▶ [PROVIDED ENTRIES]:

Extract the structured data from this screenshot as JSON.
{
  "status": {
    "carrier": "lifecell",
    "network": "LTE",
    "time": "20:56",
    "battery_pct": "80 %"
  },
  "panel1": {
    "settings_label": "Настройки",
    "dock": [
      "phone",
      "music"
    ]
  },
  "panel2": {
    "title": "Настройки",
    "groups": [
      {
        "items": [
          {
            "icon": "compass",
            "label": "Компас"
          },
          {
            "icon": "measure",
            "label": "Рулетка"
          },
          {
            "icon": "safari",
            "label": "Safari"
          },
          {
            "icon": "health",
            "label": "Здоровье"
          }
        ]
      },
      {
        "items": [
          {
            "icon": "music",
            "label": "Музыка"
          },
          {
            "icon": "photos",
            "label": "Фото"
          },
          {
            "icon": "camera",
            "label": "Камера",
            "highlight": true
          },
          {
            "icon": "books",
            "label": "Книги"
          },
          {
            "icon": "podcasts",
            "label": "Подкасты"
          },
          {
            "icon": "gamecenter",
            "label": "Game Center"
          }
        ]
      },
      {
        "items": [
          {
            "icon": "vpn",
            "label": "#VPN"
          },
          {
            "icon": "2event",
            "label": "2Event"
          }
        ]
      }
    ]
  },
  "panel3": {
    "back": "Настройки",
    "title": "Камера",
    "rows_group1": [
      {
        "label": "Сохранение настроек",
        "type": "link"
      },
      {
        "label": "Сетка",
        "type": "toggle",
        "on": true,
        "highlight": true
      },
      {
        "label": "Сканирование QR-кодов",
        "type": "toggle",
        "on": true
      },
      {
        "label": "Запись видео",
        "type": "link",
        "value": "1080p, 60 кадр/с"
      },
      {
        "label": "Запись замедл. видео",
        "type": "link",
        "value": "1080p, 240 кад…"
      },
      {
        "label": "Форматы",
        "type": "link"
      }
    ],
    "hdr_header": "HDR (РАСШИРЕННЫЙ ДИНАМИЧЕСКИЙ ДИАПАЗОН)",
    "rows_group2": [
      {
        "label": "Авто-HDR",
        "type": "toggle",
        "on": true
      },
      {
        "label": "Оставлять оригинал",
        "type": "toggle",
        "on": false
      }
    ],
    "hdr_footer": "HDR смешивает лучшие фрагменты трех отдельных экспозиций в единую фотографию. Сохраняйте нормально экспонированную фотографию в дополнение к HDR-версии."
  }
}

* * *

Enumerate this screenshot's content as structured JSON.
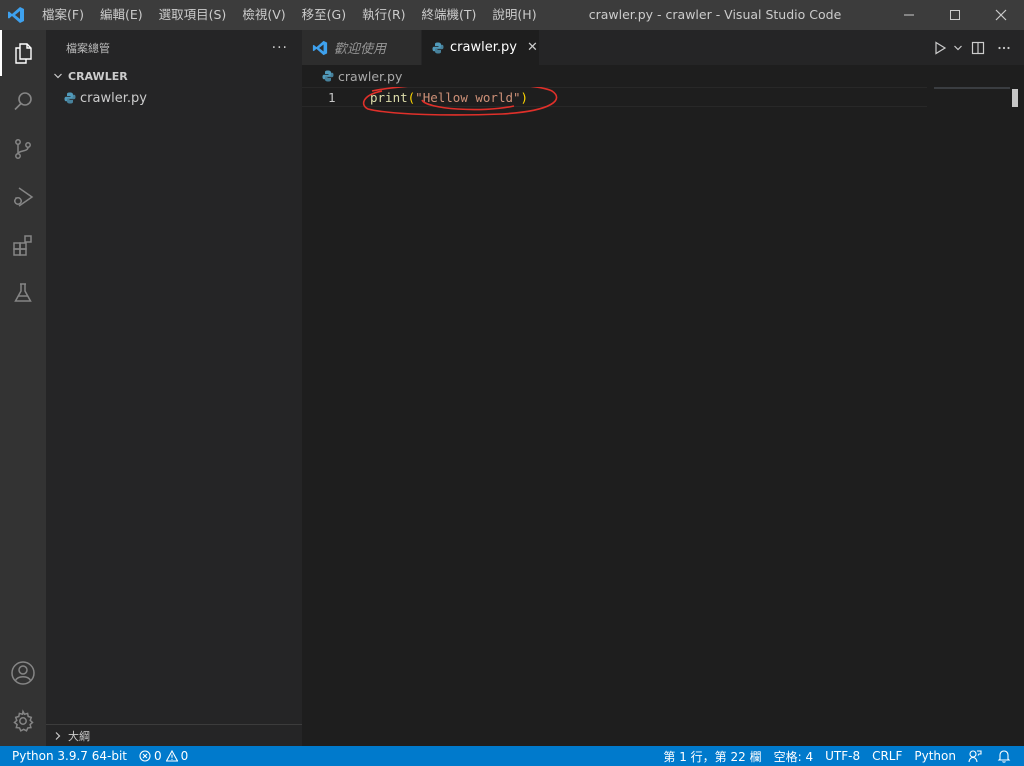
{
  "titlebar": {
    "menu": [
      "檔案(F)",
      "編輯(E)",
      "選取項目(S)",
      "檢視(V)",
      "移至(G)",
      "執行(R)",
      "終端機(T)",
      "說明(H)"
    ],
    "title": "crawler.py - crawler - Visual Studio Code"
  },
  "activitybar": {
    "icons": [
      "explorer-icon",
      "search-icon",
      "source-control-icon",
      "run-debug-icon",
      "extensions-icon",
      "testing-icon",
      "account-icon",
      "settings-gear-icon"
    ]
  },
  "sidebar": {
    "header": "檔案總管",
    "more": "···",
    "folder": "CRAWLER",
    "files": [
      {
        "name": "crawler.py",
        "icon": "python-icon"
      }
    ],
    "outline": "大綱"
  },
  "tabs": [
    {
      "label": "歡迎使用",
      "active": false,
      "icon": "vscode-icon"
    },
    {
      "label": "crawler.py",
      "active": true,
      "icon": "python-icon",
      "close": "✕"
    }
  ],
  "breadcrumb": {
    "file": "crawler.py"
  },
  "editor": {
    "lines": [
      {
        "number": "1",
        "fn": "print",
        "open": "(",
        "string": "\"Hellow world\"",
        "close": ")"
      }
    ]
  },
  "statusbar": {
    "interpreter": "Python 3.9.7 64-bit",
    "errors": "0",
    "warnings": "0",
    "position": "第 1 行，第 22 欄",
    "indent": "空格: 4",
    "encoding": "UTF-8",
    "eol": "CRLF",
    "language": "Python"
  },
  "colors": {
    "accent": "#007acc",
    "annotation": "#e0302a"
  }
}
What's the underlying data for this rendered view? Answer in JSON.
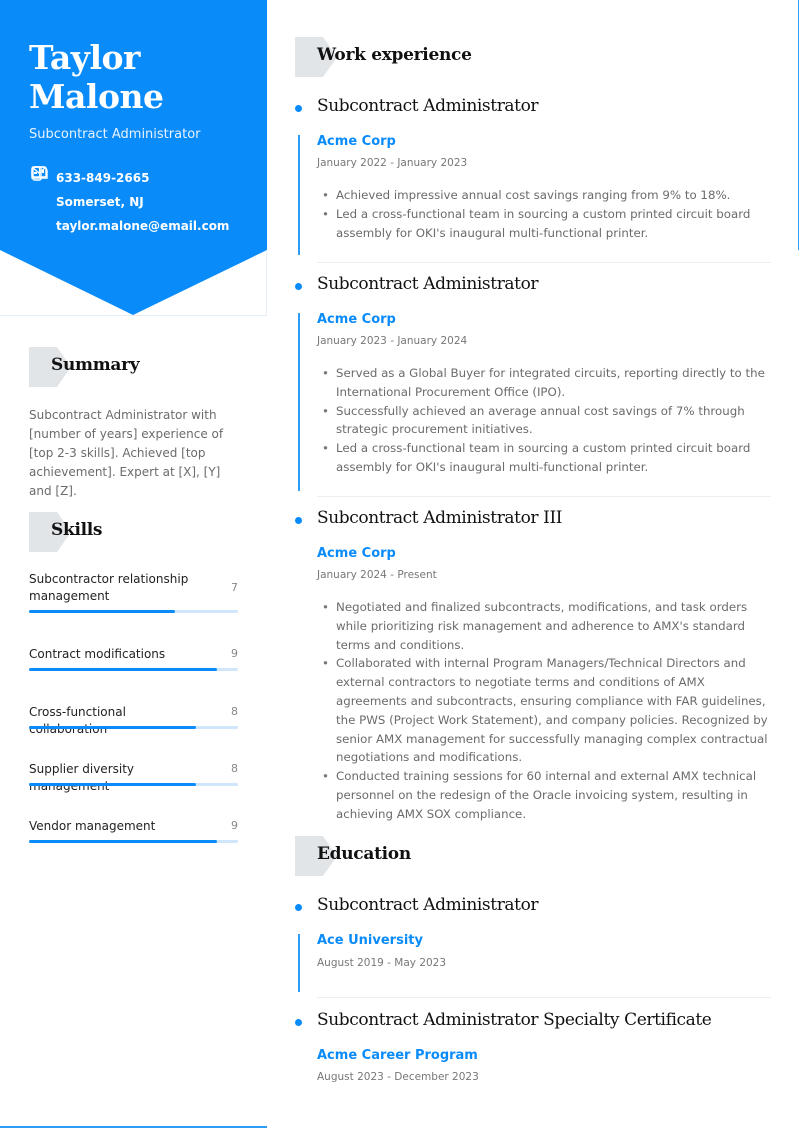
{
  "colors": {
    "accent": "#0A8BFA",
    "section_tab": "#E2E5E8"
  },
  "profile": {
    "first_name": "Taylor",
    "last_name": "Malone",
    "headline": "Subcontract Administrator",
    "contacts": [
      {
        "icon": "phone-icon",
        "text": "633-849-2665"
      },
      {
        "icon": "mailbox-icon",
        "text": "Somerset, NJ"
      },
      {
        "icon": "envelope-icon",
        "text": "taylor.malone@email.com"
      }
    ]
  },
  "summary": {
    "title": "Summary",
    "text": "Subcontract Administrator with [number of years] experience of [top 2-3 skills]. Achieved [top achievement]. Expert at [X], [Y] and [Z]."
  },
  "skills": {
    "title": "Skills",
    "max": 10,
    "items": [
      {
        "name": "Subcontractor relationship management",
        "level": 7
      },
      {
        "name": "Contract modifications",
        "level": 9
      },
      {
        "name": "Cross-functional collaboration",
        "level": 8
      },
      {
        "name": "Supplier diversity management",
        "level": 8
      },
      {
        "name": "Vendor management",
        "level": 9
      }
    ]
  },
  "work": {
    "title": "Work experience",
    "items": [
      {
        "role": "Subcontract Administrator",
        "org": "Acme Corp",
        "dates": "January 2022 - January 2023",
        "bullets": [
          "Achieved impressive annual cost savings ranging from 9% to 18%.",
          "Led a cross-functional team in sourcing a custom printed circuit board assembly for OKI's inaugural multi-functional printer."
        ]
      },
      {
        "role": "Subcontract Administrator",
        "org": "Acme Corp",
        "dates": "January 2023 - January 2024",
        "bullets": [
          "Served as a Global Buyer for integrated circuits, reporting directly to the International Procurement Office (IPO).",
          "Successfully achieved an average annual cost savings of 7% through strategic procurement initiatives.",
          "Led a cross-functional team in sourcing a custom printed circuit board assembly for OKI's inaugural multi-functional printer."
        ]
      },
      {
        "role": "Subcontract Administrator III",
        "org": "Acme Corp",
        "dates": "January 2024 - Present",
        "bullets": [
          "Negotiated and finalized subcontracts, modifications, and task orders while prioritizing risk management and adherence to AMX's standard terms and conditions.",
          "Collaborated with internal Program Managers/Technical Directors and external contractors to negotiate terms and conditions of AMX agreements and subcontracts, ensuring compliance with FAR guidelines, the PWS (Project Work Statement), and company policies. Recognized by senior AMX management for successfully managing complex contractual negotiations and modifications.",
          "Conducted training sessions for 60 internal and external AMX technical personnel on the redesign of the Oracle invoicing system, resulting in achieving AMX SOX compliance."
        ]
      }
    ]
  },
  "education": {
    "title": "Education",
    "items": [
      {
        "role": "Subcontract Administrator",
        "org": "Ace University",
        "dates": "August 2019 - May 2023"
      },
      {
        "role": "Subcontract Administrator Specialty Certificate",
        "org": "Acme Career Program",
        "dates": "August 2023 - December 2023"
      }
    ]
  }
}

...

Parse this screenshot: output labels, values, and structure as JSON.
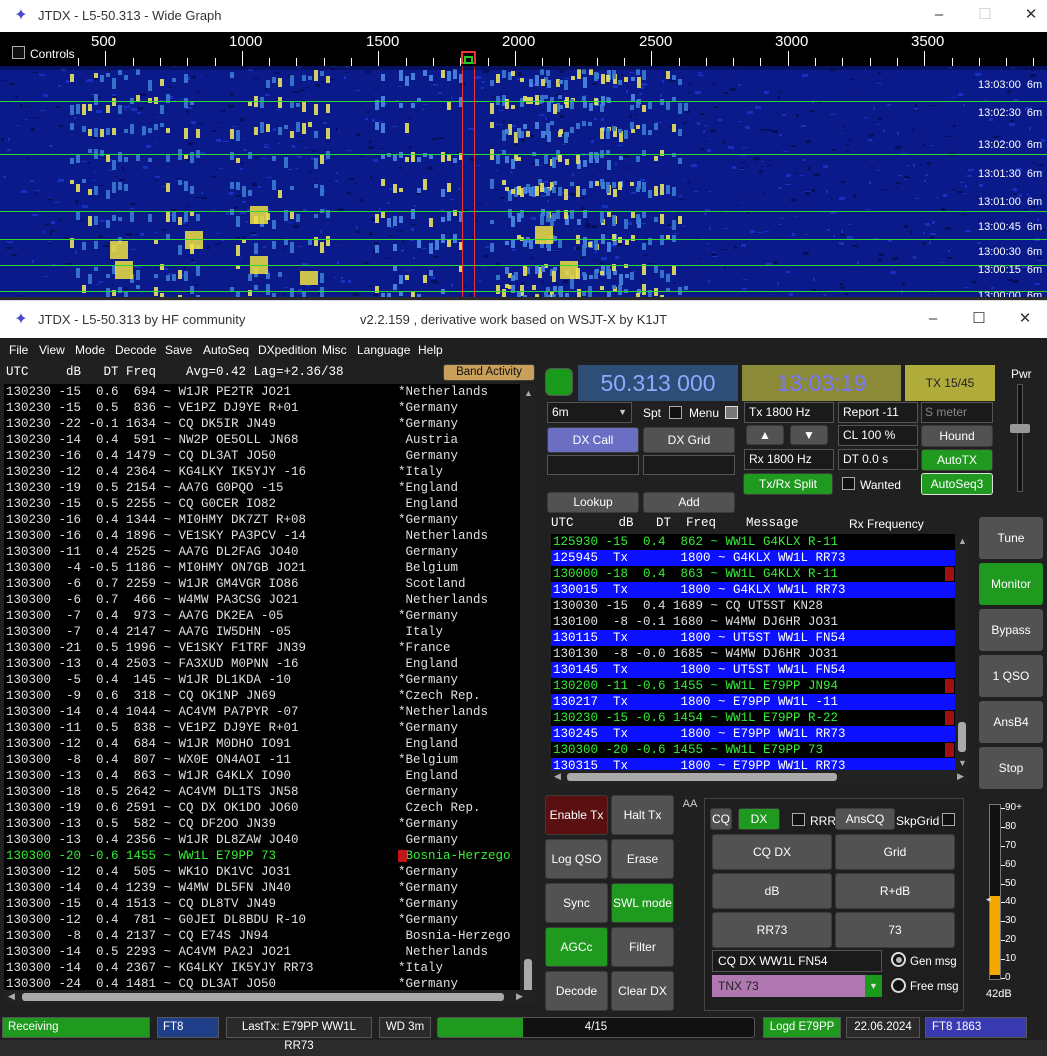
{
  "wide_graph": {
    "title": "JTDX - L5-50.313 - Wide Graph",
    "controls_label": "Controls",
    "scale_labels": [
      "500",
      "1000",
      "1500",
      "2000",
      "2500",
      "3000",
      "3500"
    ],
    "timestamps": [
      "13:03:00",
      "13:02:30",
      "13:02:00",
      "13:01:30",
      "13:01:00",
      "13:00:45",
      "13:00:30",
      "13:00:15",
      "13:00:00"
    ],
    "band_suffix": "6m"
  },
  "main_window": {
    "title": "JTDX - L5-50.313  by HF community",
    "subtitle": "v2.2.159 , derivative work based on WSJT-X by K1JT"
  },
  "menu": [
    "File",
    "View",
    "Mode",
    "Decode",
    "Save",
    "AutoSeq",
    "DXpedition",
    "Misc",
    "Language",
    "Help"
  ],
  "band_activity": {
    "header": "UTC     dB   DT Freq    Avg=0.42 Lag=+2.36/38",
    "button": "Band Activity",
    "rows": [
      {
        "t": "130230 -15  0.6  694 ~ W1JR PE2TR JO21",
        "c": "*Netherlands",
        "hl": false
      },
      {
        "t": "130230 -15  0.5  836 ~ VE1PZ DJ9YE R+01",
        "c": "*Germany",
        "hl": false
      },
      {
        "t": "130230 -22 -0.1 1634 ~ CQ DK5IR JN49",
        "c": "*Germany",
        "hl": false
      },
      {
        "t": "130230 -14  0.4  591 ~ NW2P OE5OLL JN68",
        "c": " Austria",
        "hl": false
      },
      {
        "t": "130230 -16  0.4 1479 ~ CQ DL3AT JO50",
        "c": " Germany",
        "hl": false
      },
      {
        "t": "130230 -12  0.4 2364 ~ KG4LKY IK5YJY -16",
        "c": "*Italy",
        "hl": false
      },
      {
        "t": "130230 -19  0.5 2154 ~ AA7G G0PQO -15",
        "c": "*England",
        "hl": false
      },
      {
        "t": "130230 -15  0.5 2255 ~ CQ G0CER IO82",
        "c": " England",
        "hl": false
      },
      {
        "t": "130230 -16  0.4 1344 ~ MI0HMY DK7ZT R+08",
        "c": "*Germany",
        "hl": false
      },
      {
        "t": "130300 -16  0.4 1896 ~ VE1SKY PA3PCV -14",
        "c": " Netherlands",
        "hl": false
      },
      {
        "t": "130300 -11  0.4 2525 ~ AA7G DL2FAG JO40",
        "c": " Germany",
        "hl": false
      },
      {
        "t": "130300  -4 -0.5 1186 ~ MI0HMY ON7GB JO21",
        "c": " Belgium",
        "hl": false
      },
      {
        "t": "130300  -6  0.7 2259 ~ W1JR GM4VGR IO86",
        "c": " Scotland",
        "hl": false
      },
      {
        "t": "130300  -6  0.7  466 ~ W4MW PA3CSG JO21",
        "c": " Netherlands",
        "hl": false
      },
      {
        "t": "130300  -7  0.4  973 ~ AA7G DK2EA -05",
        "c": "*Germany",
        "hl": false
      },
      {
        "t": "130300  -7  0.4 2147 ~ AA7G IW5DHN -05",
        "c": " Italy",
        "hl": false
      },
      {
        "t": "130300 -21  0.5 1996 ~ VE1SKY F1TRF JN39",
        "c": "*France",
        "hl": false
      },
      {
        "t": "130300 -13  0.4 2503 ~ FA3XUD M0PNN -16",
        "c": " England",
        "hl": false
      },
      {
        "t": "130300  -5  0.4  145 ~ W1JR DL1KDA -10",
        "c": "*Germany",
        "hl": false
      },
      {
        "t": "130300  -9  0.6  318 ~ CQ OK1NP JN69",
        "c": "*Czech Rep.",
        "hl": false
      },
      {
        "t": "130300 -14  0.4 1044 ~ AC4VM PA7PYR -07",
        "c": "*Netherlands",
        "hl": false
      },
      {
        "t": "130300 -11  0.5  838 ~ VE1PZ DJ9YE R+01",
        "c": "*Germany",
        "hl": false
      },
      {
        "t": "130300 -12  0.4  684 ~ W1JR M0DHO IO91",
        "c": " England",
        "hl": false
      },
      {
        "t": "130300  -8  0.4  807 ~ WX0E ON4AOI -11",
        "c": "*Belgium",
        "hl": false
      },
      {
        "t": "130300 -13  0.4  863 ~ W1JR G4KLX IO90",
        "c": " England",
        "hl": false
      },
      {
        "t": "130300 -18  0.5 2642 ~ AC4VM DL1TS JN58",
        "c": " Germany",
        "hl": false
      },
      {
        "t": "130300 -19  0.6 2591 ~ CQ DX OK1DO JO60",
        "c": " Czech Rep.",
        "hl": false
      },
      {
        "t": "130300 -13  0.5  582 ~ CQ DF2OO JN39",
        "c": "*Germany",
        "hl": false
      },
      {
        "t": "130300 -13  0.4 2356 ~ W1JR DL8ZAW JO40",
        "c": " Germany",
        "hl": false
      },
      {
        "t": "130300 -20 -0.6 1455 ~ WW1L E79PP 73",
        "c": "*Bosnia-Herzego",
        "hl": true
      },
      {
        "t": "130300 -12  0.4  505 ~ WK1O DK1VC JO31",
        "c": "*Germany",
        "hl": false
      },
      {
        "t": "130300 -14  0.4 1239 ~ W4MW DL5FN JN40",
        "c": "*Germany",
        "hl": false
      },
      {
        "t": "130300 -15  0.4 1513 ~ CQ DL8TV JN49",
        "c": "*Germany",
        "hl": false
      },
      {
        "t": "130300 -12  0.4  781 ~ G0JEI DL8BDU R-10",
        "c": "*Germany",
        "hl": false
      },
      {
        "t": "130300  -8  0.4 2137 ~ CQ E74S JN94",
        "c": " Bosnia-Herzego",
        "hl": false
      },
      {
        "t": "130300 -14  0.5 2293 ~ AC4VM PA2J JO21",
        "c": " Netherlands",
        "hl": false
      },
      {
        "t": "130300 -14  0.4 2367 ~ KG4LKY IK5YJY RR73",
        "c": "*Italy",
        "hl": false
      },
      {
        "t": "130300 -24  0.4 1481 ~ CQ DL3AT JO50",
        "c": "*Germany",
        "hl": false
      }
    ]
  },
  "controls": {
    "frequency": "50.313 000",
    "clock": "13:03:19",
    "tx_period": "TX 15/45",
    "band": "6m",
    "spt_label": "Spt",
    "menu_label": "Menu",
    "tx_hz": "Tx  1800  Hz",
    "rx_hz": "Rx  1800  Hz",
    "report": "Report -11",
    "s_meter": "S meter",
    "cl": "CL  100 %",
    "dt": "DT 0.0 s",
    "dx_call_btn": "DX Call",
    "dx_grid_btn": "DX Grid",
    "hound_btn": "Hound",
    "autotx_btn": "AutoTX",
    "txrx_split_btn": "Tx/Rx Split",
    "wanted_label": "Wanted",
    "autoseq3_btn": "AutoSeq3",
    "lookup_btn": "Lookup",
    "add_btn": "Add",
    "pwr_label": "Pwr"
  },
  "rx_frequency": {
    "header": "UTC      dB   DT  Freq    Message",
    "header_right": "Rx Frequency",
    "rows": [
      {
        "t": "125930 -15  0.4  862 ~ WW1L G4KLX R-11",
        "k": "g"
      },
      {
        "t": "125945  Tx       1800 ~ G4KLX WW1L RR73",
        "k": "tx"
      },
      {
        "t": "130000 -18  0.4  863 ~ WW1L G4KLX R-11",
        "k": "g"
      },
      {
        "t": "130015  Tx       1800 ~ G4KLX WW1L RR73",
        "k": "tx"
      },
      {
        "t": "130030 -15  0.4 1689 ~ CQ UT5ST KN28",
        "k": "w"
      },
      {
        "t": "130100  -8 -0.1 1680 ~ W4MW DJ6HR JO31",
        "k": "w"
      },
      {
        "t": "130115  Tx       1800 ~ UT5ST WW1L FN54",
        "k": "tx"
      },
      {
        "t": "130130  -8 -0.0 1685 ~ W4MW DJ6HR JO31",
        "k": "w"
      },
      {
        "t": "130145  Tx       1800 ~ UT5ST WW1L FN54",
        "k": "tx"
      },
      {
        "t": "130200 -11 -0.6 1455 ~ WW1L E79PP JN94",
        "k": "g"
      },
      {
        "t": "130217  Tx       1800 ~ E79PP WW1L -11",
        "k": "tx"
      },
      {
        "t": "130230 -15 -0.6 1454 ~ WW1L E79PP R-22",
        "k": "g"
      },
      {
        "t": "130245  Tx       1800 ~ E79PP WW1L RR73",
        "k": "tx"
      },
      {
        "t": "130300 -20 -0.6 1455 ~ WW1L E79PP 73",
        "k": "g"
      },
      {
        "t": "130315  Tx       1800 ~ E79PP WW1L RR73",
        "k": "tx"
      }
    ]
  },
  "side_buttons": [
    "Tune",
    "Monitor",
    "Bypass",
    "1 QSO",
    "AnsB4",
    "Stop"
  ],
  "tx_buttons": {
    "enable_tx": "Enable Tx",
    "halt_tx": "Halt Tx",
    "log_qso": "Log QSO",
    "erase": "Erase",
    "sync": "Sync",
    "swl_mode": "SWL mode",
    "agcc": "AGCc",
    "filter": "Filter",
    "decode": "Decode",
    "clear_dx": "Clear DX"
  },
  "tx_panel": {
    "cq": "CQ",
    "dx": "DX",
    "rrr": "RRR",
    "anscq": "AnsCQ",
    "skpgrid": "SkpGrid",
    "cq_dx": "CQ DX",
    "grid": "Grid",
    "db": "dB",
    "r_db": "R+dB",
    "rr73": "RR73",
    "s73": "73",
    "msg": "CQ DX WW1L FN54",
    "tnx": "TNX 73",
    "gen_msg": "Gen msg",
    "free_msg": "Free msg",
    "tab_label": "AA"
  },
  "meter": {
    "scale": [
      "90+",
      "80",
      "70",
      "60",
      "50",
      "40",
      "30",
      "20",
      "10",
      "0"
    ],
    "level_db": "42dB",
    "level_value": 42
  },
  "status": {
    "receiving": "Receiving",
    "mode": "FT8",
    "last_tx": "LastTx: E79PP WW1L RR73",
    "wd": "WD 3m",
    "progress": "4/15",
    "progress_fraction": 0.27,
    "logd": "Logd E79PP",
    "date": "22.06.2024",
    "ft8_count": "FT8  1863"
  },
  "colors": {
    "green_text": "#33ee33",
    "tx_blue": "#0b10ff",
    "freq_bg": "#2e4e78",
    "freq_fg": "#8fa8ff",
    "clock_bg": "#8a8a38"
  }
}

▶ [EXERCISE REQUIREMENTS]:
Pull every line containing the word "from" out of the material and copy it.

▶ [EXERCISE RESULT]:
Extract the structured data from this screenshot as JSON.
          "Achieved impressive annual cost savings ranging from 9% to 18%.",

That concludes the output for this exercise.